Keywords:Age, osteoarthritis, accelerated knee osteoarthritis, common knee osteoarthritis
Background/Objectives: Knee osteoarthritis (KOA) accounts for about 35% of the arthritis burden among adults. Most adults with KOA have slowly-progressing, common knee osteoarthritis (CKOA); however, some individuals experience accelerated KOA (AKOA), rapid progression to end-stage disease within 48 months. This study analyzed individuals without radiographic evidence of KOA at baseline to determine which (baseline) characteristics were associated with progression to CKOA and/or AKOA status 48 months later.

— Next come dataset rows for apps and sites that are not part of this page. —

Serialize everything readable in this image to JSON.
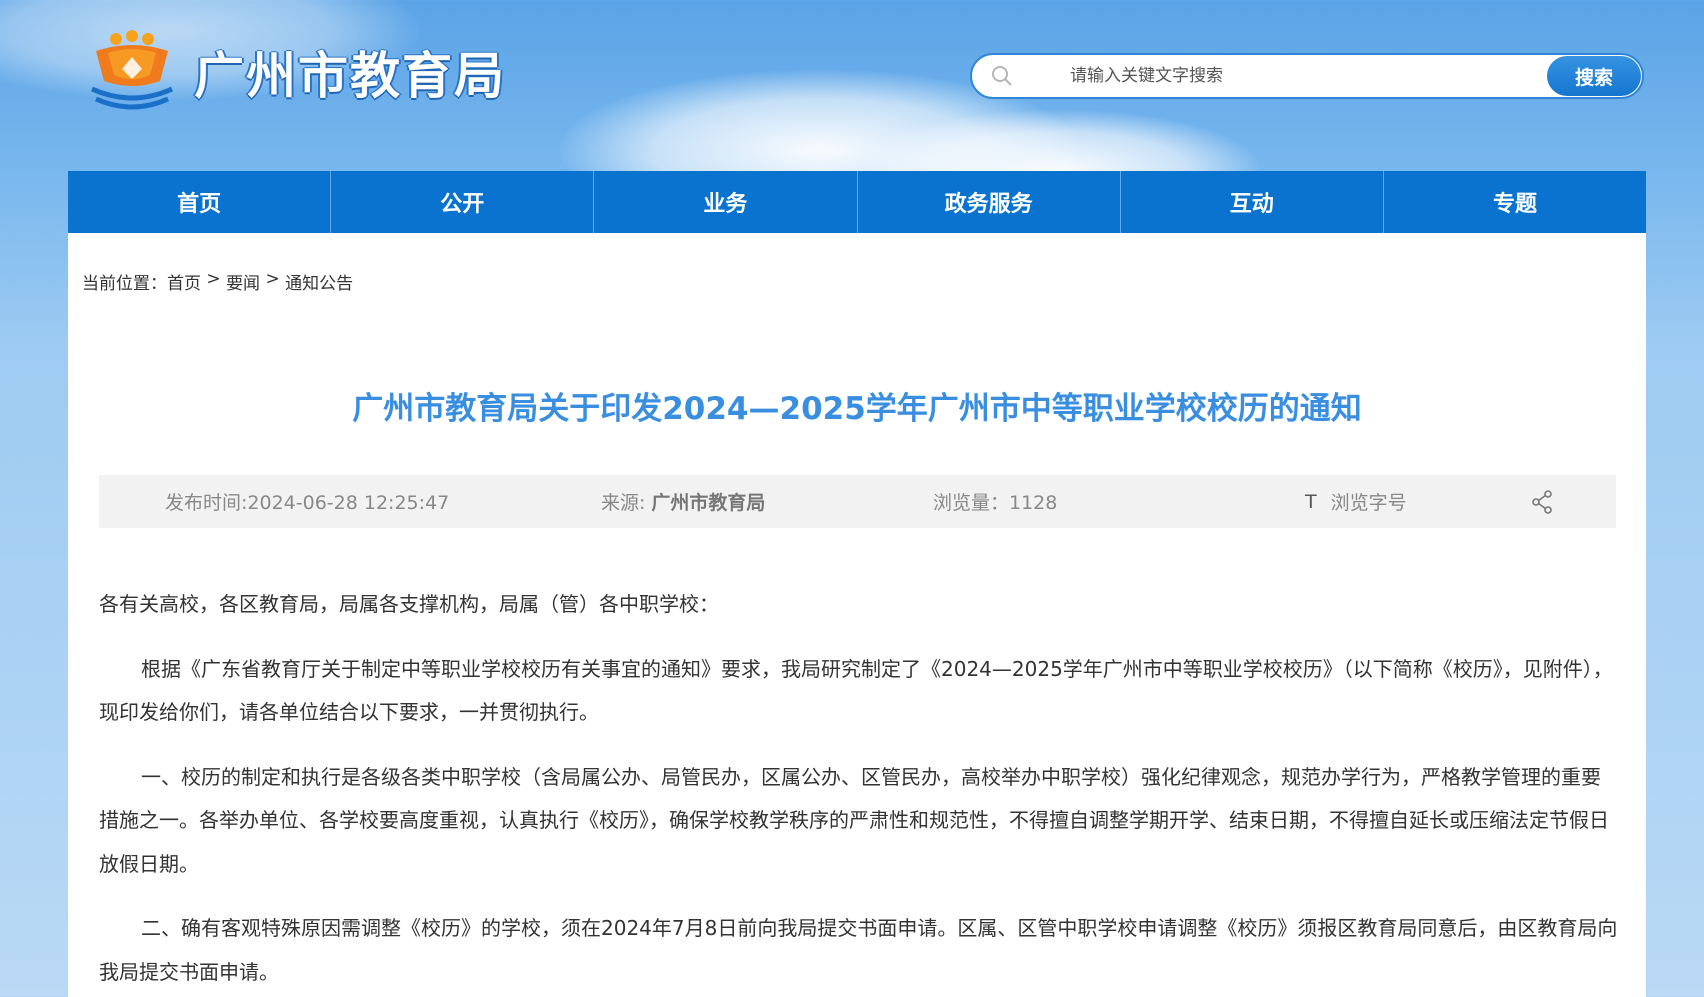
{
  "header": {
    "site_title": "广州市教育局",
    "search_placeholder": "请输入关键文字搜索",
    "search_button": "搜索"
  },
  "nav": [
    "首页",
    "公开",
    "业务",
    "政务服务",
    "互动",
    "专题"
  ],
  "breadcrumb": {
    "prefix": "当前位置：",
    "items": [
      "首页",
      "要闻",
      "通知公告"
    ],
    "separator": " > "
  },
  "article": {
    "title": "广州市教育局关于印发2024—2025学年广州市中等职业学校校历的通知",
    "meta": {
      "publish_time": "发布时间:2024-06-28 12:25:47",
      "source_label": "来源:",
      "source_value": "广州市教育局",
      "views": "浏览量：1128",
      "font_icon": "T",
      "font_label": "浏览字号"
    },
    "paragraphs": [
      "各有关高校，各区教育局，局属各支撑机构，局属（管）各中职学校：",
      "根据《广东省教育厅关于制定中等职业学校校历有关事宜的通知》要求，我局研究制定了《2024—2025学年广州市中等职业学校校历》（以下简称《校历》，见附件），现印发给你们，请各单位结合以下要求，一并贯彻执行。",
      "一、校历的制定和执行是各级各类中职学校（含局属公办、局管民办，区属公办、区管民办，高校举办中职学校）强化纪律观念，规范办学行为，严格教学管理的重要措施之一。各举办单位、各学校要高度重视，认真执行《校历》，确保学校教学秩序的严肃性和规范性，不得擅自调整学期开学、结束日期，不得擅自延长或压缩法定节假日放假日期。",
      "二、确有客观特殊原因需调整《校历》的学校，须在2024年7月8日前向我局提交书面申请。区属、区管中职学校申请调整《校历》须报区教育局同意后，由区教育局向我局提交书面申请。"
    ]
  },
  "colors": {
    "nav_bg": "#0a73cf",
    "title": "#3a8ee0",
    "meta_bg": "#f2f2f2"
  }
}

Methods: Data (n = 1,561) from the Osteoarthritis Initiative (OAI) were utilized. Multinomial logistic regression was employed to determine the magnitude of association between baseline risk factors and 48-month KOA status (AKOA and CKOA, compared to no KOA).
Results: Older age (p = 0.032), greater baseline BMI (p < 0.001), female gender (p = 0.009), and greater baseline PASE score (p =

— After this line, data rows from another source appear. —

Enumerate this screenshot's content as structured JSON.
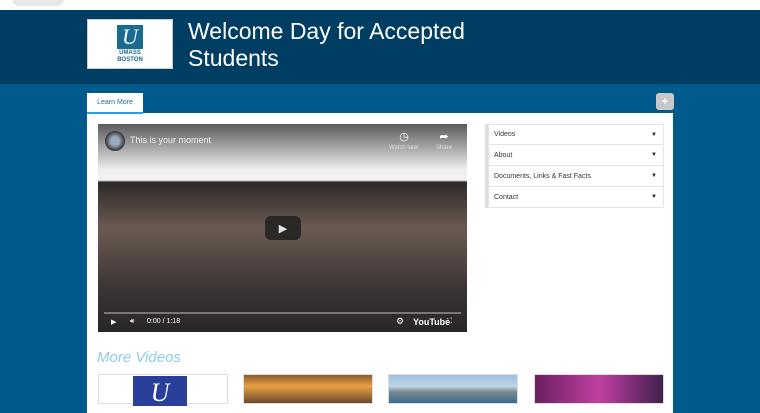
{
  "header": {
    "title": "Welcome Day for Accepted Students",
    "logo_text": "UMASS BOSTON"
  },
  "tabs": [
    {
      "label": "Learn More"
    }
  ],
  "video": {
    "title": "This is your moment",
    "watch_later": "Watch later",
    "share": "Share",
    "time": "0:00 / 1:18",
    "brand": "YouTube"
  },
  "sidebar": {
    "items": [
      {
        "label": "Videos"
      },
      {
        "label": "About"
      },
      {
        "label": "Documents, Links & Fast Facts"
      },
      {
        "label": "Contact"
      }
    ]
  },
  "more_videos": {
    "heading": "More Videos"
  }
}
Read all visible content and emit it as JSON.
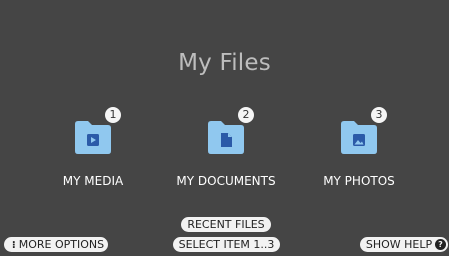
{
  "title": "My Files",
  "tiles": [
    {
      "label": "MY MEDIA",
      "badge": "1",
      "icon": "play-icon"
    },
    {
      "label": "MY DOCUMENTS",
      "badge": "2",
      "icon": "document-icon"
    },
    {
      "label": "MY PHOTOS",
      "badge": "3",
      "icon": "image-icon"
    }
  ],
  "footer": {
    "recent_files": "RECENT FILES",
    "select_item": "SELECT ITEM 1..3",
    "more_options": "MORE OPTIONS",
    "more_glyph": "⁝",
    "show_help": "SHOW HELP",
    "help_glyph": "?"
  },
  "colors": {
    "background": "#454545",
    "folder": "#90c8ef",
    "folder_glyph": "#2b5aa8",
    "pill": "#f2f2f2"
  }
}
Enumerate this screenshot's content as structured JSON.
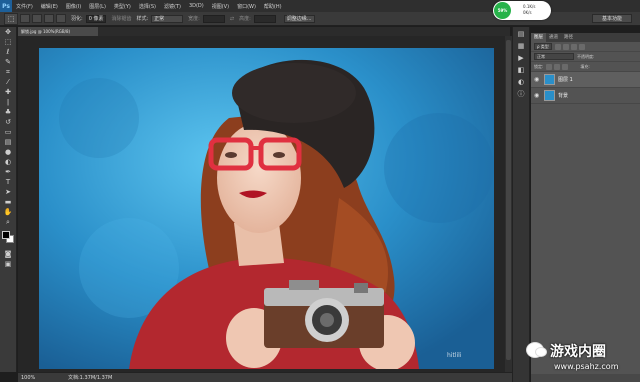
{
  "app": {
    "logo": "Ps",
    "menu": [
      "文件(F)",
      "编辑(E)",
      "图像(I)",
      "图层(L)",
      "类型(Y)",
      "选择(S)",
      "滤镜(T)",
      "3D(D)",
      "视图(V)",
      "窗口(W)",
      "帮助(H)"
    ]
  },
  "options": {
    "feather_label": "羽化:",
    "feather_value": "0 像素",
    "antialias_label": "消除锯齿",
    "style_label": "样式:",
    "style_value": "正常",
    "width_label": "宽度:",
    "height_label": "高度:",
    "refine_label": "调整边缘...",
    "workspace": "基本功能"
  },
  "widget": {
    "percent": "59%",
    "up": "0.1K/s",
    "down": "0K/s"
  },
  "document": {
    "tab_title": "解锁.jpg @ 100%(RGB/8)",
    "zoom": "100%",
    "doc_info": "文档:1.37M/1.37M"
  },
  "layers_panel": {
    "tabs": [
      "图层",
      "通道",
      "路径"
    ],
    "filter_label": "ρ 类型",
    "blend_mode": "正常",
    "opacity_label": "不透明度:",
    "lock_label": "锁定:",
    "fill_label": "填充:",
    "layers": [
      {
        "name": "图层 1"
      },
      {
        "name": "背景"
      }
    ]
  },
  "watermark": {
    "handle": "hitlili",
    "title": "游戏内圈",
    "url": "www.psahz.com"
  },
  "icons": {
    "move": "move-icon",
    "marquee": "marquee-icon",
    "lasso": "lasso-icon",
    "eye": "eye-icon"
  },
  "colors": {
    "accent": "#2a8fc9",
    "widget_green": "#27b24a",
    "glasses_red": "#e03040"
  }
}
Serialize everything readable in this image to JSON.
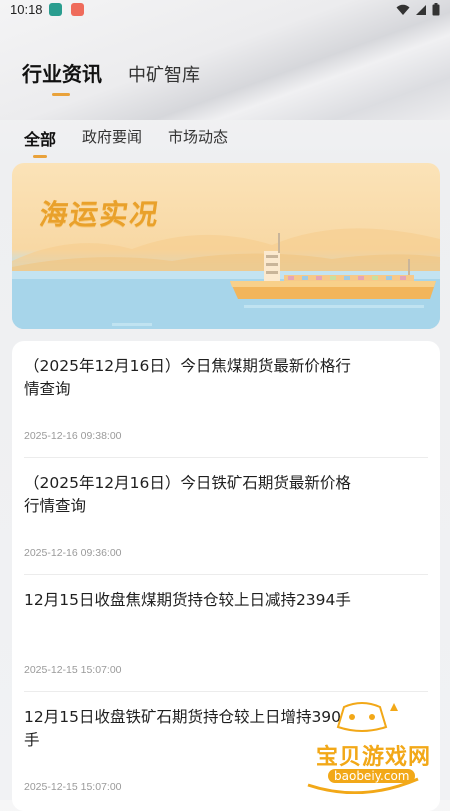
{
  "status_bar": {
    "time": "10:18"
  },
  "top_tabs": [
    {
      "label": "行业资讯",
      "active": true
    },
    {
      "label": "中矿智库",
      "active": false
    }
  ],
  "sub_tabs": [
    {
      "label": "全部",
      "active": true
    },
    {
      "label": "政府要闻",
      "active": false
    },
    {
      "label": "市场动态",
      "active": false
    }
  ],
  "banner": {
    "title": "海运实况"
  },
  "news": [
    {
      "title": "（2025年12月16日）今日焦煤期货最新价格行情查询",
      "date": "2025-12-16 09:38:00"
    },
    {
      "title": "（2025年12月16日）今日铁矿石期货最新价格行情查询",
      "date": "2025-12-16 09:36:00"
    },
    {
      "title": "12月15日收盘焦煤期货持仓较上日减持2394手",
      "date": "2025-12-15 15:07:00"
    },
    {
      "title": "12月15日收盘铁矿石期货持仓较上日增持3908手",
      "date": "2025-12-15 15:07:00"
    }
  ],
  "watermark": {
    "text": "宝贝游戏网",
    "url": "baobeiy.com"
  },
  "colors": {
    "accent": "#e9a23b",
    "banner_title": "#e9a12b"
  }
}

0.036) were significantly associated with CKOA (11.9% of participants) and/or AKOA (3.5% of participants) at 48 months. Age, BMI, and

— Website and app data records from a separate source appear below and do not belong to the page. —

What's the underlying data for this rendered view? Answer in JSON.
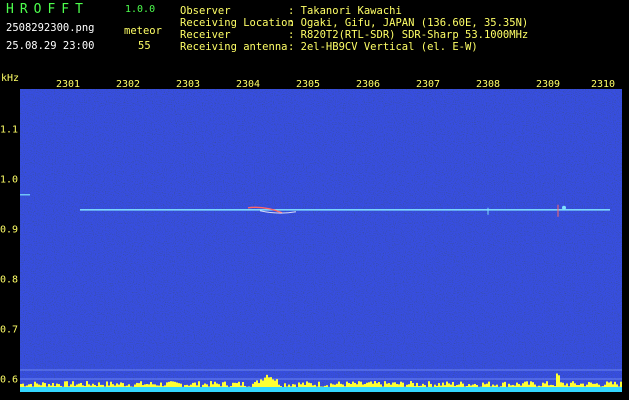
{
  "header": {
    "logo": "HROFFT",
    "version": "1.0.0",
    "filename": "2508292300.png",
    "datetime": "25.08.29 23:00",
    "meteor_label": "meteor",
    "meteor_count": "55",
    "observer_label": "Observer",
    "observer_value": ": Takanori Kawachi",
    "location_label": "Receiving Location",
    "location_value": ": Ogaki, Gifu, JAPAN (136.60E, 35.35N)",
    "receiver_label": "Receiver",
    "receiver_value": ": R820T2(RTL-SDR) SDR-Sharp 53.1000MHz",
    "antenna_label": "Receiving antenna",
    "antenna_value": ": 2el-HB9CV Vertical (el. E-W)"
  },
  "axis": {
    "y_unit": "kHz",
    "x_ticks": [
      "2301",
      "2302",
      "2303",
      "2304",
      "2305",
      "2306",
      "2307",
      "2308",
      "2309",
      "2310"
    ],
    "y_ticks": [
      "1.1",
      "1.0",
      "0.9",
      "0.8",
      "0.7",
      "0.6"
    ]
  },
  "colors": {
    "background": "#000000",
    "plot_background": "#0a1040",
    "trace": "#7fdfff",
    "axis_text": "#ffff66",
    "header_text": "#ffffff",
    "logo_text": "#4dff4d"
  },
  "chart_data": {
    "type": "heatmap",
    "xlabel": "",
    "ylabel": "kHz",
    "x_ticks": [
      "2301",
      "2302",
      "2303",
      "2304",
      "2305",
      "2306",
      "2307",
      "2308",
      "2309",
      "2310"
    ],
    "y_ticks": [
      "1.1",
      "1.0",
      "0.9",
      "0.8",
      "0.7",
      "0.6"
    ],
    "ylim": [
      0.6,
      1.1
    ],
    "grid": false,
    "carrier_khz": 0.91
  }
}
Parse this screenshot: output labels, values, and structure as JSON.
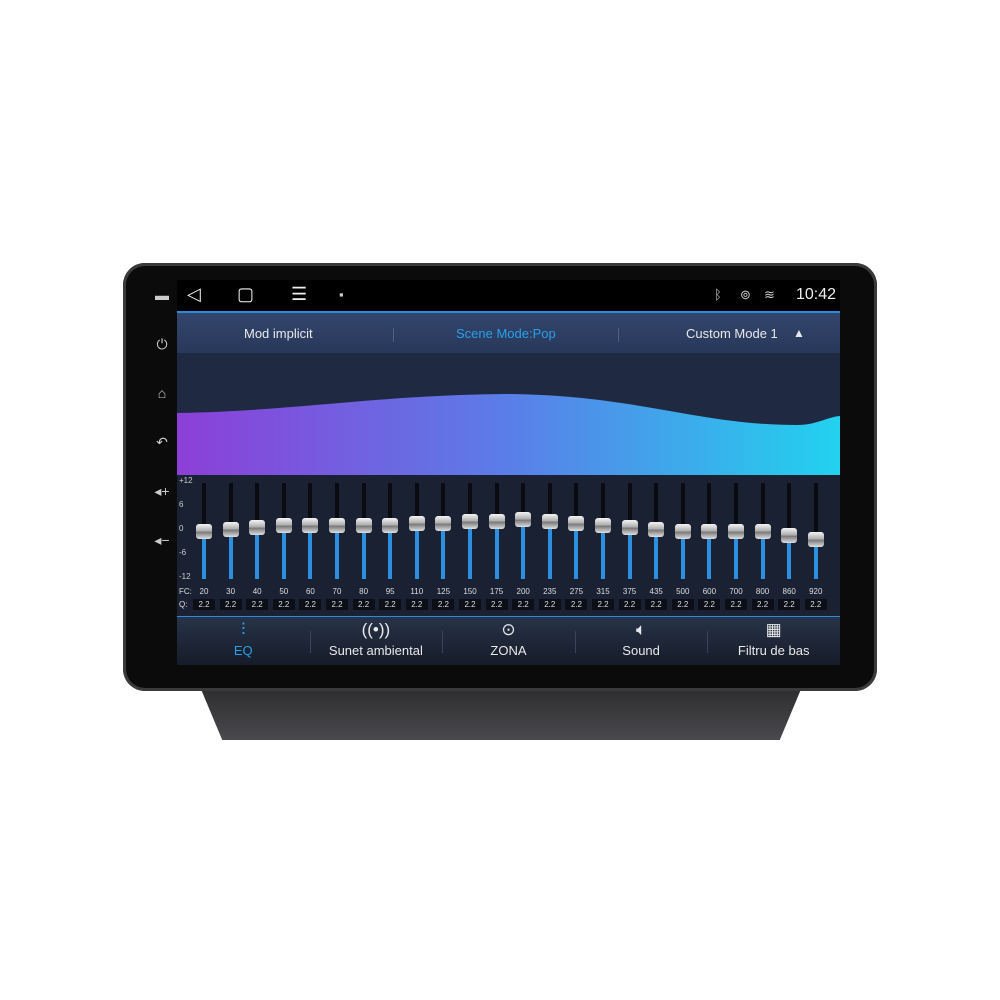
{
  "status_bar": {
    "time": "10:42",
    "icons": [
      "back-icon",
      "home-icon",
      "menu-icon",
      "gallery-icon",
      "bluetooth-icon",
      "location-icon",
      "wifi-icon"
    ]
  },
  "header": {
    "left": "Mod implicit",
    "center": "Scene Mode:Pop",
    "right": "Custom Mode 1",
    "accent": "#2aa0ea"
  },
  "eq": {
    "scale": [
      "+12",
      "6",
      "0",
      "-6",
      "-12"
    ],
    "range": [
      -12,
      12
    ],
    "fc_label": "FC:",
    "q_label": "Q:",
    "bands": [
      {
        "fc": "20",
        "q": "2.2",
        "gain": 0
      },
      {
        "fc": "30",
        "q": "2.2",
        "gain": 0.5
      },
      {
        "fc": "40",
        "q": "2.2",
        "gain": 1
      },
      {
        "fc": "50",
        "q": "2.2",
        "gain": 1.5
      },
      {
        "fc": "60",
        "q": "2.2",
        "gain": 1.5
      },
      {
        "fc": "70",
        "q": "2.2",
        "gain": 1.5
      },
      {
        "fc": "80",
        "q": "2.2",
        "gain": 1.5
      },
      {
        "fc": "95",
        "q": "2.2",
        "gain": 1.5
      },
      {
        "fc": "110",
        "q": "2.2",
        "gain": 2
      },
      {
        "fc": "125",
        "q": "2.2",
        "gain": 2
      },
      {
        "fc": "150",
        "q": "2.2",
        "gain": 2.5
      },
      {
        "fc": "175",
        "q": "2.2",
        "gain": 2.5
      },
      {
        "fc": "200",
        "q": "2.2",
        "gain": 3
      },
      {
        "fc": "235",
        "q": "2.2",
        "gain": 2.5
      },
      {
        "fc": "275",
        "q": "2.2",
        "gain": 2
      },
      {
        "fc": "315",
        "q": "2.2",
        "gain": 1.5
      },
      {
        "fc": "375",
        "q": "2.2",
        "gain": 1
      },
      {
        "fc": "435",
        "q": "2.2",
        "gain": 0.5
      },
      {
        "fc": "500",
        "q": "2.2",
        "gain": 0
      },
      {
        "fc": "600",
        "q": "2.2",
        "gain": 0
      },
      {
        "fc": "700",
        "q": "2.2",
        "gain": 0
      },
      {
        "fc": "800",
        "q": "2.2",
        "gain": 0
      },
      {
        "fc": "860",
        "q": "2.2",
        "gain": -1
      },
      {
        "fc": "920",
        "q": "2.2",
        "gain": -2
      }
    ]
  },
  "tabs": [
    {
      "label": "EQ",
      "icon": "equalizer-icon",
      "glyph": "⫶",
      "active": true
    },
    {
      "label": "Sunet ambiental",
      "icon": "surround-icon",
      "glyph": "((•))"
    },
    {
      "label": "ZONA",
      "icon": "target-icon",
      "glyph": "⊙"
    },
    {
      "label": "Sound",
      "icon": "speaker-icon",
      "glyph": "🔈︎"
    },
    {
      "label": "Filtru de bas",
      "icon": "bass-filter-icon",
      "glyph": "▦"
    }
  ],
  "side_buttons": [
    "mic-icon",
    "power-icon",
    "home-icon",
    "back-icon",
    "volume-up-icon",
    "volume-down-icon"
  ]
}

PASE were all more strongly associated with greater risk of AKOA compared to risk of CKOA (Age: OR = 1.59 vs. 0.97; BMI: OR = 1.62
vs. 1.28; PASE: OR = 1.21 vs. 1.08). Of these, only BMI was significantly associated with greater risk of both AKOA and CKOA.
Conclusion: Certain factors impact the risk of AKOA and CKOA differently. Age did not increase the risk of CKOA, but among those
with CKOA or AKOA, the proportion with AKOA increased with age. Thus, older age at onset is associated with more rapid KOA progression.
Copyright (c) 2022 Kyle D. Wallace, Ramzi W. Nahhas, Andrew W. Froehle, Naila Khalil
This work is licensed under a Creative Commons Attribution 4.0 International License.